=== Data provided ===
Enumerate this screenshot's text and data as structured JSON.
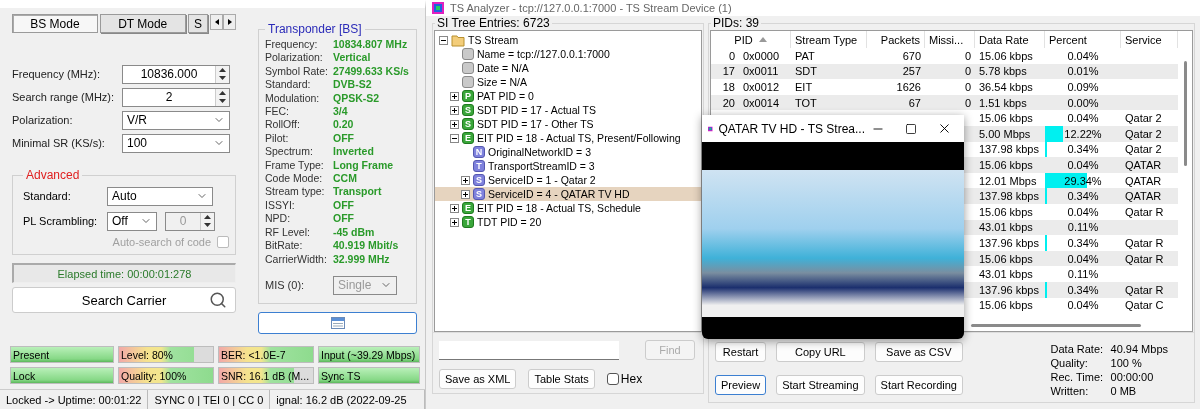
{
  "left_window": {
    "tabs": [
      {
        "label": "BS Mode",
        "selected": true
      },
      {
        "label": "DT Mode",
        "selected": false
      },
      {
        "label": "S",
        "selected": false
      }
    ],
    "form": [
      {
        "label": "Frequency (MHz):",
        "value": "10836.000",
        "kind": "spinner"
      },
      {
        "label": "Search range (MHz):",
        "value": "2",
        "kind": "spinner"
      },
      {
        "label": "Polarization:",
        "value": "V/R",
        "kind": "select"
      },
      {
        "label": "Minimal SR (KS/s):",
        "value": "100",
        "kind": "select"
      }
    ],
    "advanced": {
      "title": "Advanced",
      "standard_label": "Standard:",
      "standard_value": "Auto",
      "pl_label": "PL Scrambling:",
      "pl_value": "Off",
      "pl_code": "0",
      "pl_code_disabled": true,
      "auto_search": {
        "label": "Auto-search of code",
        "checked": false,
        "disabled": true
      }
    },
    "elapsed": "Elapsed time: 00:00:01:278",
    "search_button": "Search Carrier",
    "transponder": {
      "title": "Transponder [BS]",
      "fields": [
        {
          "label": "Frequency:",
          "value": "10834.807 MHz"
        },
        {
          "label": "Polarization:",
          "value": "Vertical"
        },
        {
          "label": "Symbol Rate:",
          "value": "27499.633 KS/s"
        },
        {
          "label": "Standard:",
          "value": "DVB-S2"
        },
        {
          "label": "Modulation:",
          "value": "QPSK-S2"
        },
        {
          "label": "FEC:",
          "value": "3/4"
        },
        {
          "label": "RollOff:",
          "value": "0.20"
        },
        {
          "label": "Pilot:",
          "value": "OFF"
        },
        {
          "label": "Spectrum:",
          "value": "Inverted"
        },
        {
          "label": "Frame Type:",
          "value": "Long Frame"
        },
        {
          "label": "Code Mode:",
          "value": "CCM"
        },
        {
          "label": "Stream type:",
          "value": "Transport"
        },
        {
          "label": "ISSYI:",
          "value": "OFF"
        },
        {
          "label": "NPD:",
          "value": "OFF"
        },
        {
          "label": "RF Level:",
          "value": "-45 dBm"
        },
        {
          "label": "BitRate:",
          "value": "40.919 Mbit/s"
        },
        {
          "label": "CarrierWidth:",
          "value": "32.999 MHz"
        }
      ],
      "mis": {
        "label": "MIS (0):",
        "value": "Single",
        "disabled": true
      }
    },
    "indicators": [
      {
        "label": "Present",
        "kind": "solid",
        "level": 1
      },
      {
        "label": "Level: 80%",
        "kind": "gauge",
        "level": 0.8
      },
      {
        "label": "BER: <1.0E-7",
        "kind": "gauge",
        "level": 1
      },
      {
        "label": "Input (~39.29 Mbps)",
        "kind": "solid",
        "level": 1
      },
      {
        "label": "Lock",
        "kind": "solid",
        "level": 1
      },
      {
        "label": "Quality: 100%",
        "kind": "gauge",
        "level": 1
      },
      {
        "label": "SNR: 16.1 dB (M...",
        "kind": "gauge",
        "level": 0.8
      },
      {
        "label": "Sync TS",
        "kind": "solid",
        "level": 1
      }
    ],
    "status_bar": [
      "Locked -> Uptime: 00:01:22",
      "SYNC 0 | TEI 0 | CC 0",
      "ignal: 16.2 dB (2022-09-25"
    ]
  },
  "analyzer": {
    "title": "TS Analyzer - tcp://127.0.0.1:7000 - TS Stream Device (1)",
    "tree": {
      "title": "SI Tree Entries: 6723",
      "items": [
        {
          "label": "TS Stream",
          "kind": "folder",
          "expanded": true,
          "selected": false,
          "children": [
            {
              "label": "Name = tcp://127.0.0.1:7000",
              "kind": "info",
              "selected": false
            },
            {
              "label": "Date = N/A",
              "kind": "info",
              "selected": false
            },
            {
              "label": "Size = N/A",
              "kind": "info",
              "selected": false
            },
            {
              "label": "PAT PID = 0",
              "kind": "table",
              "badge": "P",
              "expanded": false,
              "selected": false
            },
            {
              "label": "SDT PID = 17 - Actual TS",
              "kind": "table",
              "badge": "S",
              "expanded": false,
              "selected": false
            },
            {
              "label": "SDT PID = 17 - Other TS",
              "kind": "table",
              "badge": "S",
              "expanded": false,
              "selected": false
            },
            {
              "label": "EIT PID = 18 - Actual TS, Present/Following",
              "kind": "table",
              "badge": "E",
              "expanded": true,
              "selected": false,
              "children": [
                {
                  "label": "OriginalNetworkID = 3",
                  "kind": "descriptor",
                  "badge": "N",
                  "selected": false
                },
                {
                  "label": "TransportStreamID = 3",
                  "kind": "descriptor",
                  "badge": "T",
                  "selected": false
                },
                {
                  "label": "ServiceID = 1 - Qatar 2",
                  "kind": "descriptor",
                  "badge": "S",
                  "expanded": false,
                  "selected": false
                },
                {
                  "label": "ServiceID = 4 - QATAR TV HD",
                  "kind": "descriptor",
                  "badge": "S",
                  "expanded": false,
                  "selected": true
                }
              ]
            },
            {
              "label": "EIT PID = 18 - Actual TS, Schedule",
              "kind": "table",
              "badge": "E",
              "expanded": false,
              "selected": false
            },
            {
              "label": "TDT PID = 20",
              "kind": "table",
              "badge": "T",
              "expanded": false,
              "selected": false
            }
          ]
        }
      ]
    },
    "find": {
      "button": "Find",
      "disabled": true
    },
    "tree_buttons": [
      "Save as XML",
      "Table Stats"
    ],
    "hex": {
      "label": "Hex",
      "checked": false
    },
    "pids": {
      "title": "PIDs: 39",
      "columns": [
        {
          "label": "PID",
          "sorted": true
        },
        {
          "label": "Stream Type",
          "sorted": false
        },
        {
          "label": "Packets",
          "sorted": false
        },
        {
          "label": "Missi...",
          "sorted": false
        },
        {
          "label": "Data Rate",
          "sorted": false
        },
        {
          "label": "Percent",
          "sorted": false
        },
        {
          "label": "Service",
          "sorted": false
        }
      ],
      "rows": [
        {
          "pid": "0",
          "hex": "0x0000",
          "type": "PAT",
          "packets": "670",
          "missing": "0",
          "rate": "15.06 kbps",
          "percent": "0.04%"
        },
        {
          "pid": "17",
          "hex": "0x0011",
          "type": "SDT",
          "packets": "257",
          "missing": "0",
          "rate": "5.78 kbps",
          "percent": "0.01%"
        },
        {
          "pid": "18",
          "hex": "0x0012",
          "type": "EIT",
          "packets": "1626",
          "missing": "0",
          "rate": "36.54 kbps",
          "percent": "0.09%"
        },
        {
          "pid": "20",
          "hex": "0x0014",
          "type": "TOT",
          "packets": "67",
          "missing": "0",
          "rate": "1.51 kbps",
          "percent": "0.00%"
        },
        {
          "rate": "15.06 kbps",
          "percent": "0.04%",
          "service": "Qatar 2"
        },
        {
          "rate": "5.00 Mbps",
          "percent": "12.22%",
          "service": "Qatar 2"
        },
        {
          "rate": "137.98 kbps",
          "percent": "0.34%",
          "service": "Qatar 2"
        },
        {
          "rate": "15.06 kbps",
          "percent": "0.04%",
          "service": "QATAR"
        },
        {
          "rate": "12.01 Mbps",
          "percent": "29.34%",
          "service": "QATAR"
        },
        {
          "rate": "137.98 kbps",
          "percent": "0.34%",
          "service": "QATAR"
        },
        {
          "rate": "15.06 kbps",
          "percent": "0.04%",
          "service": "Qatar R"
        },
        {
          "rate": "43.01 kbps",
          "percent": "0.11%"
        },
        {
          "rate": "137.96 kbps",
          "percent": "0.34%",
          "service": "Qatar R"
        },
        {
          "rate": "15.06 kbps",
          "percent": "0.04%",
          "service": "Qatar R"
        },
        {
          "rate": "43.01 kbps",
          "percent": "0.11%"
        },
        {
          "rate": "137.96 kbps",
          "percent": "0.34%",
          "service": "Qatar R"
        },
        {
          "rate": "15.06 kbps",
          "percent": "0.04%",
          "service": "Qatar C"
        }
      ]
    },
    "buttons": [
      {
        "label": "Restart",
        "focused": false
      },
      {
        "label": "Copy URL",
        "focused": false
      },
      {
        "label": "Save as CSV",
        "focused": false
      },
      {
        "label": "Preview",
        "focused": true
      },
      {
        "label": "Start Streaming",
        "focused": false
      },
      {
        "label": "Start Recording",
        "focused": false
      }
    ],
    "stats": [
      {
        "label": "Data Rate:",
        "value": "40.94 Mbps"
      },
      {
        "label": "Quality:",
        "value": "100 %"
      },
      {
        "label": "Rec. Time:",
        "value": "00:00:00"
      },
      {
        "label": "Written:",
        "value": "0 MB"
      }
    ],
    "preview_window": {
      "title": "QATAR TV HD - TS Strea..."
    }
  }
}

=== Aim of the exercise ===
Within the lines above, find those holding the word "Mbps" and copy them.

=== Your solution ===
        "label": "Input (~39.29 Mbps)",
          "rate": "5.00 Mbps",
          "rate": "12.01 Mbps",
        "value": "40.94 Mbps"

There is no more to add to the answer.